grows. The best times to plant in the lower Rio Grande Valley are late autumn
(to allow for root establishment and dormancy before any freeze) and
mid-February after danger of freezing has passed. Planting during the hotter
months here requires much care and maintenance.
Young trees require heavy watering to establish adequate root systems, then
water can be reduced to little more than nature provides (about 25 inches per
year in Cameron County, 20 inches per year in Hidalgo County, and 15 inches per
year in Starr County). Too much overwatering kills xeric-adapted trees which
cannot tolerate standing in water-logged soils for more than a few days at a
time. A little extra water may lengthen flowering periods greatly. Water
primarily at the drip line (under the outer ring of leaves where rainwater
naturally drips off the tree). Watering at the base promotes weak root systems
that allow trees to blow over more easily and rots the base of the trees.
Pruning should be avoided except to remove dead, dying, or diseased branches.
Remember many of our xeric-adapted trees may drop their leaves when they receive
too little water, a drought adaptation. Try watering before removing them.
Removing too many lower branches reduces their value as cover for birds escaping
urban pets, as well as making them unsightly. Excessive pruning and topping
promotes access for disease organism and pest insects.
Mulching reduces weed growth, soil moisture loss, high summer soil temperatures,
and soil compaction. Pull the large grasses before they become well-rooted and
produce seed. Use of weedeaters and lawnmowers can kill young trees by girdling
the trunks, thus preventing passage of water and food. Keep these machines a
safe distance away. Such mechanical damage also in validates the nursery's
Plant Communities of the Lower Rio Grande Valley
Water, soil and temperature are the
predominant determinants of the Valley's vegetational communities or biomes
which are unusually varied and unique. Four major vegetational areas are the
barrier islands, the coastal prairies and marshes, the river flood plains and
the brush-grasslands. These areas are enclosed by the Gulf of Mexico on the
east, the Rio Grande on the south, the Bordas Scarp (limestone or caliche ridge)
on the west and less distinctively, the South Texas plains in the north.
The tree-life in these four areas is particularly characteristic. On the barrier
islands, except for some scrubby mesquites, huisache and retamas, there are few
if any trees. Moving westward through the coastal prairie and marshes, thesesame
species along with ash, hackberry, and willow become more abundant and larger.
Along the river and resaca banks and in the brushlands areas the number and
variety of tree species increases manyfold. Nature has allowed considerable
overlap in these four areas where a particular tree species might be found
While humans have certainly contributed to this overlap, we benefit from it
because it means our native trees can be grown under a wide range of conditions
with only minor modifications of site or care.
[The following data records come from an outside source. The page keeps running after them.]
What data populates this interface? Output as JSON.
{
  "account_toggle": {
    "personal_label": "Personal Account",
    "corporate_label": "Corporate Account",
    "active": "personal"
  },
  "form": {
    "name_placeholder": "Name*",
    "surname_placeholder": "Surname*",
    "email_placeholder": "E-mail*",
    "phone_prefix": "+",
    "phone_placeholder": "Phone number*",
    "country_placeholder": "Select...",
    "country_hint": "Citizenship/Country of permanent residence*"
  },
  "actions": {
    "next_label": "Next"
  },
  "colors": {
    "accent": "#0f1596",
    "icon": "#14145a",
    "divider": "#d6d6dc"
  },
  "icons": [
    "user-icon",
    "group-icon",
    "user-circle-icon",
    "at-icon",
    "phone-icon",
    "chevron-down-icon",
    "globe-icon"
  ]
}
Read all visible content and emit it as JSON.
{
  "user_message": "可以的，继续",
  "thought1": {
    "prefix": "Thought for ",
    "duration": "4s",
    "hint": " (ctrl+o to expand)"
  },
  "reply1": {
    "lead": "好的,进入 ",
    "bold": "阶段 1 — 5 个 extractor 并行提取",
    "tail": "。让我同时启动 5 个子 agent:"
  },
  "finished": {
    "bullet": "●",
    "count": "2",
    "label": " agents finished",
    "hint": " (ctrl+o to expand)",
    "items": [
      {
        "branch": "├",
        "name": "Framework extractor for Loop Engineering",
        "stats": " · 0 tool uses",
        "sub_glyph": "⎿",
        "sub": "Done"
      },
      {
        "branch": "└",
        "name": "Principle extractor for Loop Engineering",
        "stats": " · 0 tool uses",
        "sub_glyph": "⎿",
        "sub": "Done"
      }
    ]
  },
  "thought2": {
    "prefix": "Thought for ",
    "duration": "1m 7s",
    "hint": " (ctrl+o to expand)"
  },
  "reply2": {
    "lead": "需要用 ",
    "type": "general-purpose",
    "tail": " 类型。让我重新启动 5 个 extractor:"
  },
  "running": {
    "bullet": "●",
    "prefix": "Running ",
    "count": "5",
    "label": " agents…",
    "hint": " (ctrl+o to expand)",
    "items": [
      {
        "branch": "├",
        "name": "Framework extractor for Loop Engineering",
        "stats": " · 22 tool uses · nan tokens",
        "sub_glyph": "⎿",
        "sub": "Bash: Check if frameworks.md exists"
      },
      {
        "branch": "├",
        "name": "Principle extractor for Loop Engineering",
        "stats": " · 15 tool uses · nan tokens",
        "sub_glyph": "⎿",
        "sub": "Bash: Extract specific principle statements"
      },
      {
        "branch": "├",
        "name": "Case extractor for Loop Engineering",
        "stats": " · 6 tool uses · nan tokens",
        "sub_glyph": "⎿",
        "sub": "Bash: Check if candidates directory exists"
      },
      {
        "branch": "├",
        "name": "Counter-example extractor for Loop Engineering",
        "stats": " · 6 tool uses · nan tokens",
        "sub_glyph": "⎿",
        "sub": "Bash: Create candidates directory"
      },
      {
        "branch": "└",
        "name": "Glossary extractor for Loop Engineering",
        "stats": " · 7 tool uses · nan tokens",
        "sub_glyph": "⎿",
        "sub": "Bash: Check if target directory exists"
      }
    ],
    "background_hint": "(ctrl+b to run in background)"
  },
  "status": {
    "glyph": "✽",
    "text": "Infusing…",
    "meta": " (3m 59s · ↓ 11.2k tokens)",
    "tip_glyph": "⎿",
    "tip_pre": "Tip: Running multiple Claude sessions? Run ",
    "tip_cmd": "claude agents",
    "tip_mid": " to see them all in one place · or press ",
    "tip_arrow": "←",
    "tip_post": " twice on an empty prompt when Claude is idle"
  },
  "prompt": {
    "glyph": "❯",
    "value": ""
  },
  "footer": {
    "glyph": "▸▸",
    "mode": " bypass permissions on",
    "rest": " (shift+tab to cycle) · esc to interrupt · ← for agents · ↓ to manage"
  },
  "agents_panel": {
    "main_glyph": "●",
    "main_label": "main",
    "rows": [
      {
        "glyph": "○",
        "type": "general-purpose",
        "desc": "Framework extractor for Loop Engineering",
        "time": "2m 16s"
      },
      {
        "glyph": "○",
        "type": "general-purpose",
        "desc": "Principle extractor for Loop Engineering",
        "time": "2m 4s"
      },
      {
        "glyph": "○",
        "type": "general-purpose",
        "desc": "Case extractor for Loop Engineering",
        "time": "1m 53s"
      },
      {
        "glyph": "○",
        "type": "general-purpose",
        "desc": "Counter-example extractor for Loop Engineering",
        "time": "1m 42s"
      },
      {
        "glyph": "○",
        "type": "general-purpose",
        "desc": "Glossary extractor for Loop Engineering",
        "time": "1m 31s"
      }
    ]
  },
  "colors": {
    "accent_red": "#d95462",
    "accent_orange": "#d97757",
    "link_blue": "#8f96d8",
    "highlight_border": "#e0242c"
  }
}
Where necessary this booklet
includes such modifications in hopes of insuring success and satisfaction when
you plant one of our native trees in your landscape.